That showed that, not only are people more similar than they might think, but also that people tend to interpret vague, suggestive statements in ways that favor what they want to believe. Certainly, as far as the readings went, if one size fits all, you can say that none is a custom fit.
In Discover Magazine, (February, 1997), Steve Allen makes a good point about the establishment of astrology as a valid scientific discipline. He states, "But thatís precisely the point. Such a thing has never been established. There are three separate systems of astrology known to historians -- the Egyptian, the Chinese, and, I think, the Persian, and all of them are mutually exclusive. That, of course means that if any one of them is essentially right, the other two are wrong. The more reasonable approach is to assume that all of them are wrong until conclusive evidence for their validity has been offered."
James Randi exposed Uri Geller, an Israeli psychic who could supposedly bend spoons and other metal objects with only the power of his mind. It turned out that before the tests, Uri, or his assistants, secretly prepared the spoons to break by flexing them enough times to be at the point of breaking; creating what is known as metal fatigue in the objects. Charlatans abound, some internationally famous.
Randi also exposed the evangelical preacher, Peter Popoff, who was raking in about five million dollars a year for his ministry. Popoff was using modern technology, video cameras and mini-radio receivers, to get information previously gleaned from prayer cards passed out before the meeting by his wife, who was outside in their van with the transmitter. It made him seem like he had a hot line to God. Another charlatan.
In conclusion, there are many pitfalls in the ways we believe. We tend to believe things that offer us hope. We tend to believe in exciting ideas. We tend to believe what we want to believe; what we want to be true. We tend to believe in things that offer us more control of our lives, that give us a sense of order in chaos. Sometimes, we believe in illusions.
Sometimes we are lucky, judging by results, and objective reality coincides with what we imagine to be true.
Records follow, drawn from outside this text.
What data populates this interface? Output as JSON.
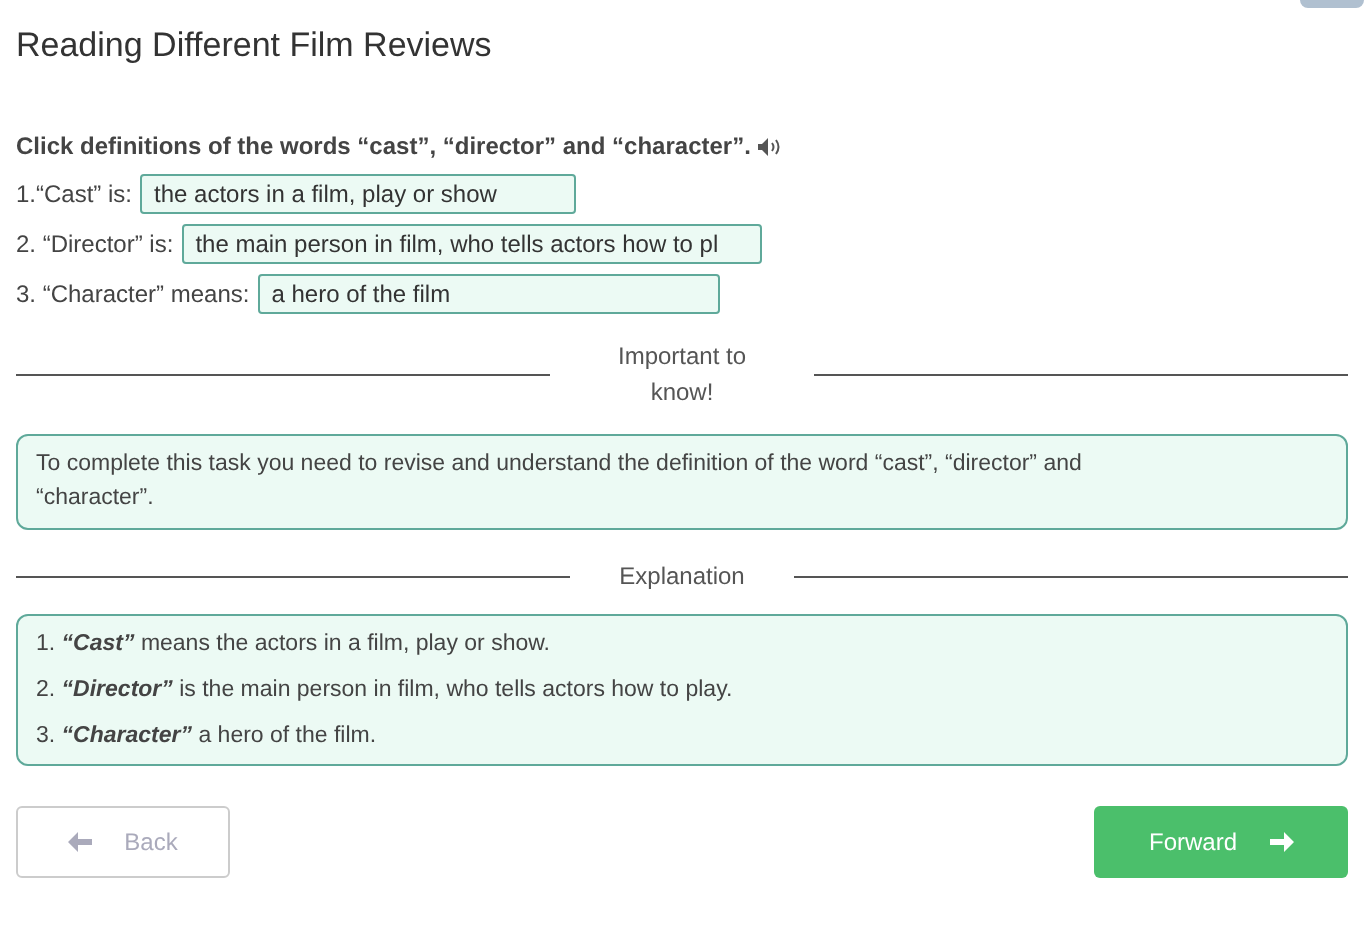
{
  "title": "Reading Different Film Reviews",
  "instruction": "Click definitions of the words “cast”, “director” and “character”.",
  "questions": [
    {
      "label": "1.“Cast” is:",
      "answer": "the actors in a film, play or show"
    },
    {
      "label": "2. “Director” is:",
      "answer": "the main person in film, who tells actors how to pl"
    },
    {
      "label": "3. “Character” means:",
      "answer": "a hero of the film"
    }
  ],
  "important": {
    "heading": "Important to know!",
    "text": "To complete this task you need to revise and understand the definition of the word “cast”, “director” and “character”."
  },
  "explanation": {
    "heading": "Explanation",
    "items": [
      {
        "number": "1.",
        "term": "“Cast”",
        "text": "means the actors in a film, play or show."
      },
      {
        "number": "2.",
        "term": "“Director”",
        "text": "is the main person in film, who tells actors how to play."
      },
      {
        "number": "3.",
        "term": "“Character”",
        "text": "a hero of the film."
      }
    ]
  },
  "buttons": {
    "back": {
      "label": "Back",
      "disabled": true
    },
    "forward": {
      "label": "Forward",
      "disabled": false
    }
  }
}
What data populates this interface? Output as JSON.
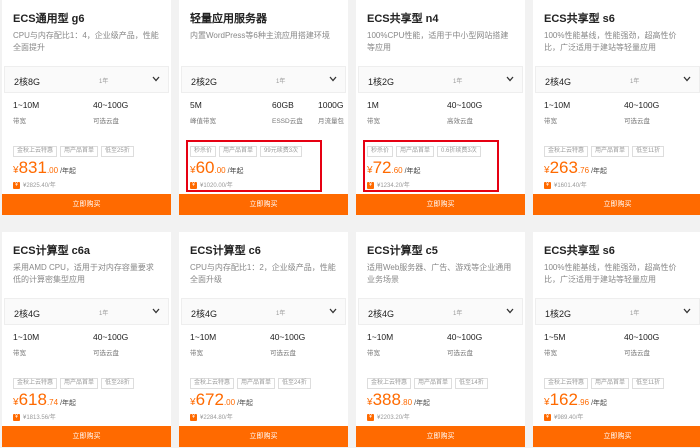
{
  "colors": {
    "accent": "#ff6a00",
    "highlight": "#e60012",
    "bg": "#f2f2f2"
  },
  "cards": [
    {
      "title": "ECS通用型 g6",
      "desc": "CPU与内存配比1：4，企业级产品，性能全面提升",
      "spec": "2核8G",
      "year": "1年",
      "params": [
        {
          "v": "1~10M",
          "l": "带宽"
        },
        {
          "v": "40~100G",
          "l": "可选云盘"
        }
      ],
      "tags": [
        "金秋上云特惠",
        "用产品首单",
        "低至25折"
      ],
      "price": {
        "cur": "¥",
        "int": "831",
        "dec": ".00",
        "unit": "/年起"
      },
      "orig": "¥2825.40/年",
      "buy": "立即购买",
      "highlighted": false
    },
    {
      "title": "轻量应用服务器",
      "desc": "内置WordPress等6种主流应用搭建环境",
      "spec": "2核2G",
      "year": "1年",
      "params": [
        {
          "v": "5M",
          "l": "峰值带宽"
        },
        {
          "v": "60GB",
          "l": "ESSD云盘"
        },
        {
          "v": "1000G",
          "l": "月流量包"
        }
      ],
      "tags": [
        "秒杀价",
        "用产品首单",
        "99元续费3次"
      ],
      "price": {
        "cur": "¥",
        "int": "60",
        "dec": ".00",
        "unit": "/年起"
      },
      "orig": "¥1020.00/年",
      "buy": "立即购买",
      "highlighted": true
    },
    {
      "title": "ECS共享型 n4",
      "desc": "100%CPU性能，适用于中小型网站搭建等应用",
      "spec": "1核2G",
      "year": "1年",
      "params": [
        {
          "v": "1M",
          "l": "带宽"
        },
        {
          "v": "40~100G",
          "l": "高效云盘"
        }
      ],
      "tags": [
        "秒杀价",
        "用产品首单",
        "0.6折续费3次"
      ],
      "price": {
        "cur": "¥",
        "int": "72",
        "dec": ".60",
        "unit": "/年起"
      },
      "orig": "¥1234.20/年",
      "buy": "立即购买",
      "highlighted": true
    },
    {
      "title": "ECS共享型 s6",
      "desc": "100%性能基线，性能强劲，超高性价比，广泛适用于建站等轻量应用",
      "spec": "2核4G",
      "year": "1年",
      "params": [
        {
          "v": "1~10M",
          "l": "带宽"
        },
        {
          "v": "40~100G",
          "l": "可选云盘"
        }
      ],
      "tags": [
        "金秋上云特惠",
        "用产品首单",
        "低至11折"
      ],
      "price": {
        "cur": "¥",
        "int": "263",
        "dec": ".76",
        "unit": "/年起"
      },
      "orig": "¥1601.40/年",
      "buy": "立即购买",
      "highlighted": false
    },
    {
      "title": "ECS计算型 c6a",
      "desc": "采用AMD CPU，适用于对内存容量要求低的计算密集型应用",
      "spec": "2核4G",
      "year": "1年",
      "params": [
        {
          "v": "1~10M",
          "l": "带宽"
        },
        {
          "v": "40~100G",
          "l": "可选云盘"
        }
      ],
      "tags": [
        "金秋上云特惠",
        "用产品首单",
        "低至28折"
      ],
      "price": {
        "cur": "¥",
        "int": "618",
        "dec": ".74",
        "unit": "/年起"
      },
      "orig": "¥1813.56/年",
      "buy": "立即购买",
      "highlighted": false
    },
    {
      "title": "ECS计算型 c6",
      "desc": "CPU与内存配比1：2，企业级产品，性能全面升级",
      "spec": "2核4G",
      "year": "1年",
      "params": [
        {
          "v": "1~10M",
          "l": "带宽"
        },
        {
          "v": "40~100G",
          "l": "可选云盘"
        }
      ],
      "tags": [
        "金秋上云特惠",
        "用产品首单",
        "低至24折"
      ],
      "price": {
        "cur": "¥",
        "int": "672",
        "dec": ".00",
        "unit": "/年起"
      },
      "orig": "¥2284.80/年",
      "buy": "立即购买",
      "highlighted": false
    },
    {
      "title": "ECS计算型 c5",
      "desc": "适用Web服务器、广告、游戏等企业通用业务场景",
      "spec": "2核4G",
      "year": "1年",
      "params": [
        {
          "v": "1~10M",
          "l": "带宽"
        },
        {
          "v": "40~100G",
          "l": "可选云盘"
        }
      ],
      "tags": [
        "金秋上云特惠",
        "用产品首单",
        "低至14折"
      ],
      "price": {
        "cur": "¥",
        "int": "388",
        "dec": ".80",
        "unit": "/年起"
      },
      "orig": "¥2203.20/年",
      "buy": "立即购买",
      "highlighted": false
    },
    {
      "title": "ECS共享型 s6",
      "desc": "100%性能基线，性能强劲，超高性价比，广泛适用于建站等轻量应用",
      "spec": "1核2G",
      "year": "1年",
      "params": [
        {
          "v": "1~5M",
          "l": "带宽"
        },
        {
          "v": "40~100G",
          "l": "可选云盘"
        }
      ],
      "tags": [
        "金秋上云特惠",
        "用产品首单",
        "低至11折"
      ],
      "price": {
        "cur": "¥",
        "int": "162",
        "dec": ".96",
        "unit": "/年起"
      },
      "orig": "¥989.40/年",
      "buy": "立即购买",
      "highlighted": false
    }
  ]
}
Often, we are not. Critical analysis is a tool that can, perhaps, be useful in distinguishing between subjective realities and the objective reality that is the goal of truth seeking.